Government risks missing ‘triple win’ remanufacturing opportunity
A new independent report released today (8 December) warns the Government must do more to lift a 'regulatory burden' on remanufacturing which could offer a 'triple win' of economic, social and environmental benefits.
The report follows an eight-month inquiry by the All-Party Parliamentary Sustainable Resource Group (APSRG) and All-Party Parliamentary Manufacturing Group (APMG). (Scroll down to download the full report)
Remanufacturing is a “series of manufacturing steps acting on an end-of-life part or product in order to return it to like-new or better performance, with warranty to match”. Recommendations made by this new report include recalibrating a regulatory focus which currently supports ‘lower denominators of the waste hierarchy’ such as recycling.
Making the case
It also calls on the Government to lead by example by putting UK-remanufactured items at the heart of Government procurement projects, including office furnishing, electrical equipment and medical supplies.
Inquiry co-chair Barry Sheerman MP said: “The case for achieving greater levels of remanufacturing in this country is undeniable, not just in environmental terms, but in social and economic terms also.
“That’s why this report calls on Government to create new apprenticeships across the remanufacturing value chain and ensure sustainable design and engineering courses are taught in higher education institutions across the UK. It is vital that remanufacturing and the wider circular economy are put at the heart of government strategies for skills and employment over the next 10 years.”
The 108-page report also calls on industry to work more collaboratively across the supply chain and challenges Original Equipment Manufacturers (OEMs) and third party remanufacturers to communicate more clearly.
It lays out more than 20 recommendations for Government and industry, claiming that the future of manufacturing is ‘inextricably linked to environmental sustainability’ thanks to the benefits for raw materials and waste disposal.
Ultimately the inquiry success of the inquiry will depend on its impact on business.
Susanne Baker, Senior Climate and Environment Policy Adviser at EEF, who sat on the steering group for the inquiry, said: “There is still a gap in awareness – our research shows that over half of manufacturers are unaware of remanufacturing or have simply not considered it. This is particularly true amongst small and medium sized companies, who potentially have much to gain, but are far more likely not to have considered this business model.

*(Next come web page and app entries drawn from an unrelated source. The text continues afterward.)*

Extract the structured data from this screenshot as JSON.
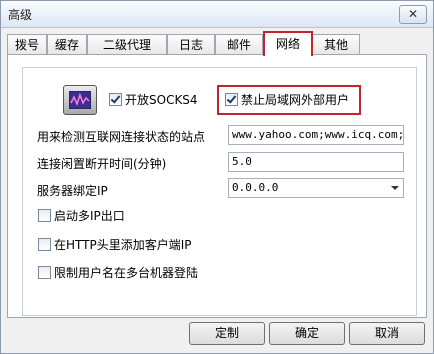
{
  "window": {
    "title": "高级",
    "close_glyph": "✕"
  },
  "tabs": [
    {
      "label": "拨号"
    },
    {
      "label": "缓存"
    },
    {
      "label": "二级代理"
    },
    {
      "label": "日志"
    },
    {
      "label": "邮件"
    },
    {
      "label": "网络",
      "active": true
    },
    {
      "label": "其他"
    }
  ],
  "network": {
    "enable_socks4": {
      "label": "开放SOCKS4",
      "checked": true
    },
    "block_lan_users": {
      "label": "禁止局域网外部用户",
      "checked": true
    },
    "check_sites": {
      "label": "用来检测互联网连接状态的站点",
      "value": "www.yahoo.com;www.icq.com;ww"
    },
    "idle_timeout": {
      "label": "连接闲置断开时间(分钟)",
      "value": "5.0"
    },
    "bind_ip": {
      "label": "服务器绑定IP",
      "value": "0.0.0.0"
    },
    "multi_ip_exit": {
      "label": "启动多IP出口",
      "checked": false
    },
    "add_client_ip_header": {
      "label": "在HTTP头里添加客户端IP",
      "checked": false
    },
    "limit_username_machines": {
      "label": "限制用户名在多台机器登陆",
      "checked": false
    }
  },
  "buttons": {
    "customize": "定制",
    "ok": "确定",
    "cancel": "取消"
  },
  "colors": {
    "highlight": "#c0262c"
  }
}
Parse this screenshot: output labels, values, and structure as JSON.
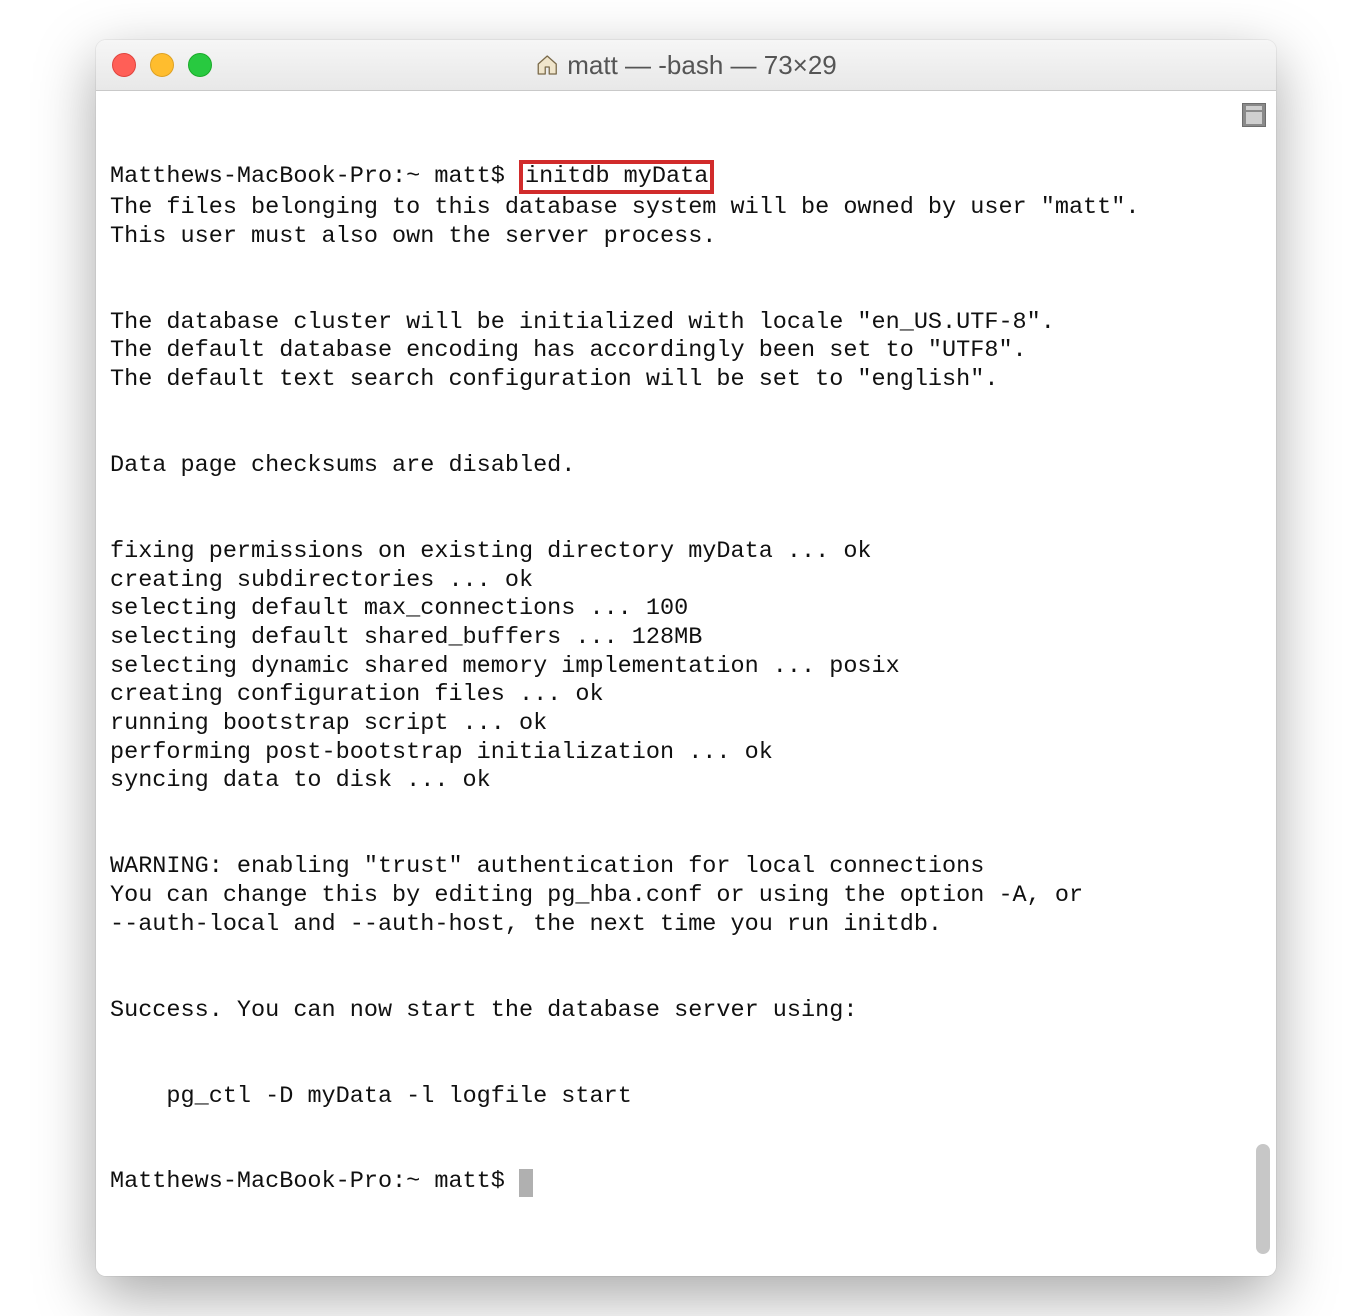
{
  "window": {
    "title": "matt — -bash — 73×29"
  },
  "term": {
    "prompt1_prefix": "Matthews-MacBook-Pro:~ matt$ ",
    "highlighted_command": "initdb myData",
    "output_before_blank1": "The files belonging to this database system will be owned by user \"matt\".\nThis user must also own the server process.",
    "output_block2": "The database cluster will be initialized with locale \"en_US.UTF-8\".\nThe default database encoding has accordingly been set to \"UTF8\".\nThe default text search configuration will be set to \"english\".",
    "output_block3": "Data page checksums are disabled.",
    "output_block4": "fixing permissions on existing directory myData ... ok\ncreating subdirectories ... ok\nselecting default max_connections ... 100\nselecting default shared_buffers ... 128MB\nselecting dynamic shared memory implementation ... posix\ncreating configuration files ... ok\nrunning bootstrap script ... ok\nperforming post-bootstrap initialization ... ok\nsyncing data to disk ... ok",
    "output_block5": "WARNING: enabling \"trust\" authentication for local connections\nYou can change this by editing pg_hba.conf or using the option -A, or\n--auth-local and --auth-host, the next time you run initdb.",
    "output_block6": "Success. You can now start the database server using:",
    "output_block7": "    pg_ctl -D myData -l logfile start",
    "prompt2_prefix": "Matthews-MacBook-Pro:~ matt$ "
  }
}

“It’s clear that much more can be done to help this sector flourish. Today’s inquiry has helped put remanufacturing on the map and we hope that this helps to boost awareness and drive strong support for this fantastically innovative and exciting sector of manufacturing.”

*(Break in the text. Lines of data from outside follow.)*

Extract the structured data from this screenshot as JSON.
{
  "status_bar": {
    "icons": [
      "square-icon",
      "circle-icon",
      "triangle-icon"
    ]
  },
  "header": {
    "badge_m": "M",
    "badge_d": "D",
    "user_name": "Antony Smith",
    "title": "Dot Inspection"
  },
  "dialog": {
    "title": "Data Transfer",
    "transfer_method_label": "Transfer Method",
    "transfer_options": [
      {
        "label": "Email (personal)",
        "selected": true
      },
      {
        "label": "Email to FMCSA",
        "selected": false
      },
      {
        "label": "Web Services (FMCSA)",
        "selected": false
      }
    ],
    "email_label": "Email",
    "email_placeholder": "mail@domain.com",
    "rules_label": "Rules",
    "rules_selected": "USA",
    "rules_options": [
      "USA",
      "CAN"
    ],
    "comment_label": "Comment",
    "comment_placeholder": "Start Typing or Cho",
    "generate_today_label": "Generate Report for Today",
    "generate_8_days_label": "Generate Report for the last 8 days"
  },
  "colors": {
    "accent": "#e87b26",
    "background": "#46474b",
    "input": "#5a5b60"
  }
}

Inquiry co-chair Caroline Spelman echoed the focus on SMEs and highlighted the potential creation of thousands of skilled jobs at those companies.
“As we approach the next election, we urge this Government and the next to do more to exploit this important new frontier of economic and environmental growth potential,” she said.